- [b]Shapingthe dough[/b]: at least 6 hours before you want to begin baking, remove the dough from the refrigerator.
- Leave it covered, in its bowl, until it reaches at least 64 degrees F.
- on the insta-read thermometer.
- This will take as long as 3-4 hours- don't rush it.
- If you don't have an insta-read, look for the dough to be slightly cool and just a little spongy.
- Lightly butter 2 loaf pans.
- Working on a lightly floured surface, divide the dough in half and pat each piece of dough into a rectangle, keeping the short end facing you.
- Start at the top and roll the dough toward you and seal the seam by pressing it with your fingertips.
- Seal the ends, then place each roll in the pans, seams down.
- [b]SecondRise[/b]: cover the pans lightly with a kitchen towel and allow to rise at room temperature for 1 1/2 to 2 hours or until the dough has nearly doubled.
- It will rise to just above the rim of the pans.
- [b]Baking[/b]:preheat the oven to 350 degrees F.
- Bake about 50-55 minutes or until deep golden.
- Remove the pans to cooling racks.
- After resting 5 minutes, turn the loaves out of the pans to cool to room temp.
- The breads can be kept at room temperature for a day or two or frozen, wrapped airtight, for up to 1 month.
- Thaw, still wrapped, at room temp.
- NOTE 1: I have made this bread in small loaf pans and given them as gifts.
- They will bake in about 30 minutes if formed into the small loaves.
- NOTE 2: The rising times are approximate.
- They definitely rise on the longer side of the time-table, but whatever you do, dont' rush the rising.
- Give yourself 2 full days to make this.

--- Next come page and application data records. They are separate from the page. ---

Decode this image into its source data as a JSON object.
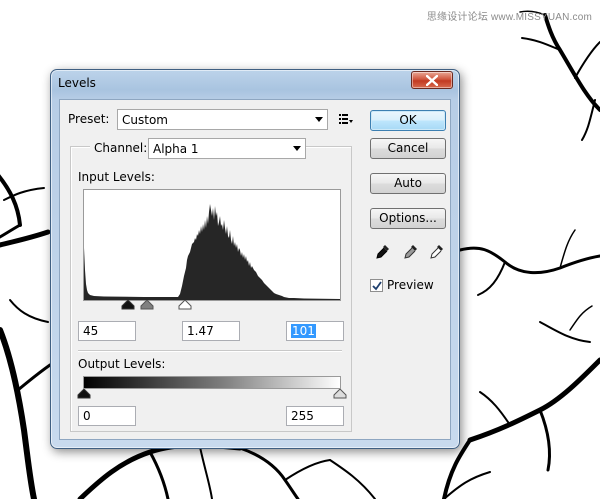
{
  "watermark": "思缘设计论坛 www.MISSYUAN.com",
  "dialog": {
    "title": "Levels",
    "preset": {
      "label": "Preset:",
      "value": "Custom"
    },
    "channel": {
      "label": "Channel:",
      "value": "Alpha 1"
    },
    "input_levels": {
      "label": "Input Levels:",
      "black": "45",
      "gamma": "1.47",
      "white_prefix": "",
      "white": "101"
    },
    "output_levels": {
      "label": "Output Levels:",
      "black": "0",
      "white": "255"
    },
    "buttons": {
      "ok": "OK",
      "cancel": "Cancel",
      "auto": "Auto",
      "options": "Options..."
    },
    "preview": {
      "label": "Preview",
      "checked": true
    },
    "eyedroppers": [
      "black-point-eyedropper-icon",
      "gray-point-eyedropper-icon",
      "white-point-eyedropper-icon"
    ],
    "colors": {
      "title_bar": "#a9c4e0",
      "close_button": "#c23a22",
      "default_button": "#a7d9f5",
      "selection": "#3399ff"
    }
  }
}
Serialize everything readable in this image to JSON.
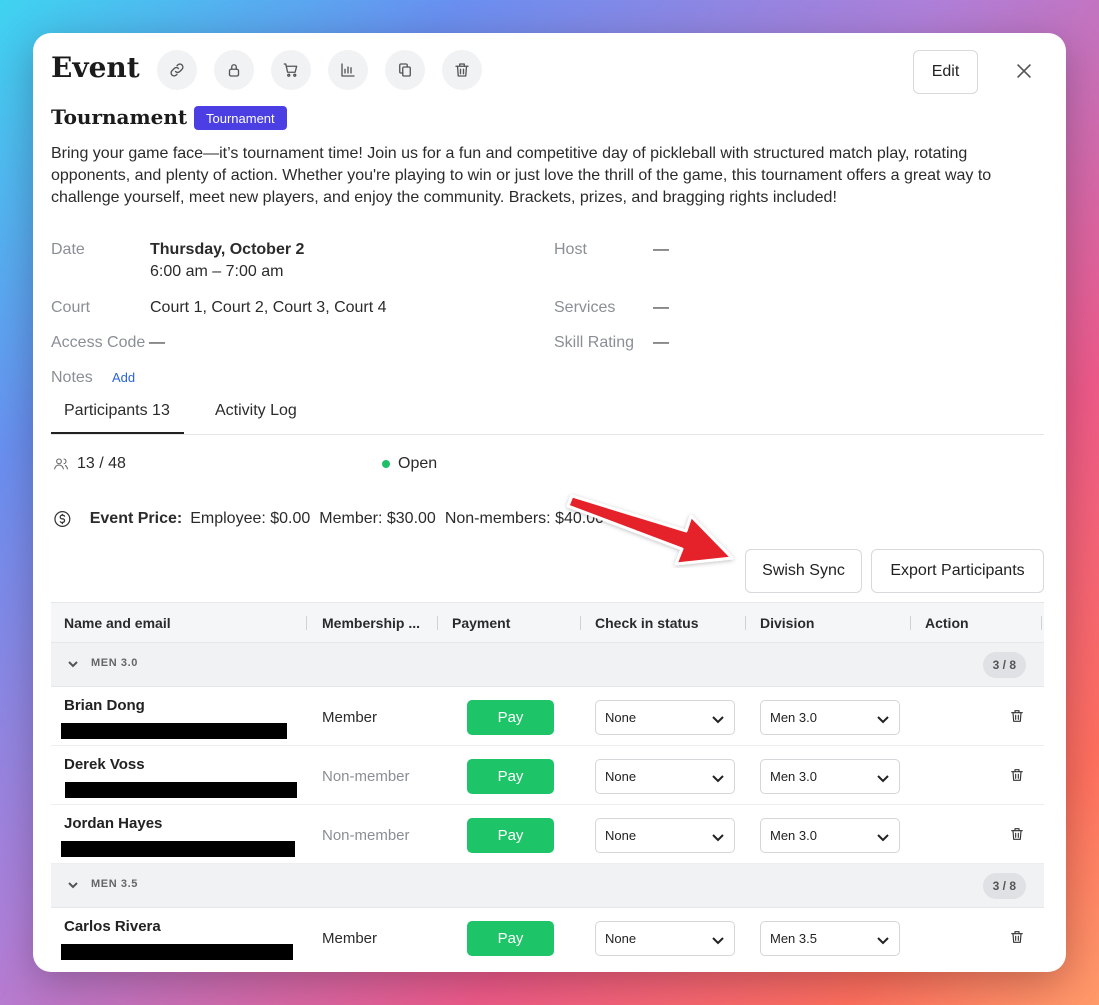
{
  "header": {
    "title": "Event",
    "edit_label": "Edit",
    "toolbar_icons": [
      "link-icon",
      "lock-icon",
      "cart-icon",
      "chart-icon",
      "copy-icon",
      "trash-icon"
    ]
  },
  "event": {
    "name": "Tournament",
    "badge": "Tournament",
    "description": "Bring your game face—it’s tournament time! Join us for a fun and competitive day of pickleball with structured match play, rotating opponents, and plenty of action. Whether you're playing to win or just love the thrill of the game, this tournament offers a great way to challenge yourself, meet new players, and enjoy the community. Brackets, prizes, and bragging rights included!"
  },
  "details": {
    "date_label": "Date",
    "date_value": "Thursday, October 2",
    "time_value": "6:00 am – 7:00 am",
    "host_label": "Host",
    "host_value": "—",
    "court_label": "Court",
    "court_value": "Court 1, Court 2, Court 3, Court 4",
    "services_label": "Services",
    "services_value": "—",
    "access_label": "Access Code",
    "access_value": "—",
    "skill_label": "Skill Rating",
    "skill_value": "—",
    "notes_label": "Notes",
    "notes_add": "Add"
  },
  "tabs": {
    "participants": "Participants 13",
    "activity": "Activity Log"
  },
  "summary": {
    "capacity": "13 / 48",
    "status": "Open",
    "status_color": "#1fbf6a",
    "price_label": "Event Price:",
    "price_employee": "Employee: $0.00",
    "price_member": "Member: $30.00",
    "price_nonmember": "Non-members: $40.00"
  },
  "actions": {
    "swish_sync": "Swish Sync",
    "export": "Export Participants"
  },
  "table": {
    "columns": [
      "Name and email",
      "Membership ...",
      "Payment",
      "Check in status",
      "Division",
      "Action"
    ],
    "groups": [
      {
        "name": "MEN 3.0",
        "count": "3 / 8",
        "rows": [
          {
            "name": "Brian Dong",
            "membership": "Member",
            "pay": "Pay",
            "checkin": "None",
            "division": "Men 3.0"
          },
          {
            "name": "Derek Voss",
            "membership": "Non-member",
            "pay": "Pay",
            "checkin": "None",
            "division": "Men 3.0"
          },
          {
            "name": "Jordan Hayes",
            "membership": "Non-member",
            "pay": "Pay",
            "checkin": "None",
            "division": "Men 3.0"
          }
        ]
      },
      {
        "name": "MEN 3.5",
        "count": "3 / 8",
        "rows": [
          {
            "name": "Carlos Rivera",
            "membership": "Member",
            "pay": "Pay",
            "checkin": "None",
            "division": "Men 3.5"
          }
        ]
      }
    ]
  },
  "colors": {
    "badge": "#4b3fe3",
    "pay_button": "#1dc468",
    "link": "#2b62d9",
    "annotation_arrow": "#e5242b"
  }
}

- But- the result will be totally worth it.
Petit Four, I love this bread, too!!! These loaves are delicious and so moist and tender from the pumpkin, with really a surprising final flavor that has just a bare hint of sweetness. I really enjoyed the tart explosions of the whole cranberries. As always, your directions are flawless.
I was going to post this recipe but it was already up! This is the best bread I've ever made. The texture is so soft and fluffy--it really is a lot like brioche. I had some difficulty mixing in the cranberries/walnuts/raisins, and I think the bread would be delicious even without these additions (if I had to pick one I would leave in either the cranberries or the raisins). I made one full-sized loaf and 6 large muffin-sized "loaves", and I must say I actually prefer the muffins and would likely make them all this way next time. Great recipe from a great book (if you don't have Baking with Julia you should definitely get it!). Thanks for posting so I don't have to!
Delicious. I was having a hard time with rising but my kitchen was very cold. Very different yet very good bread. DH had some toasted and said YUM. Made for Iron Chef SI Cranberries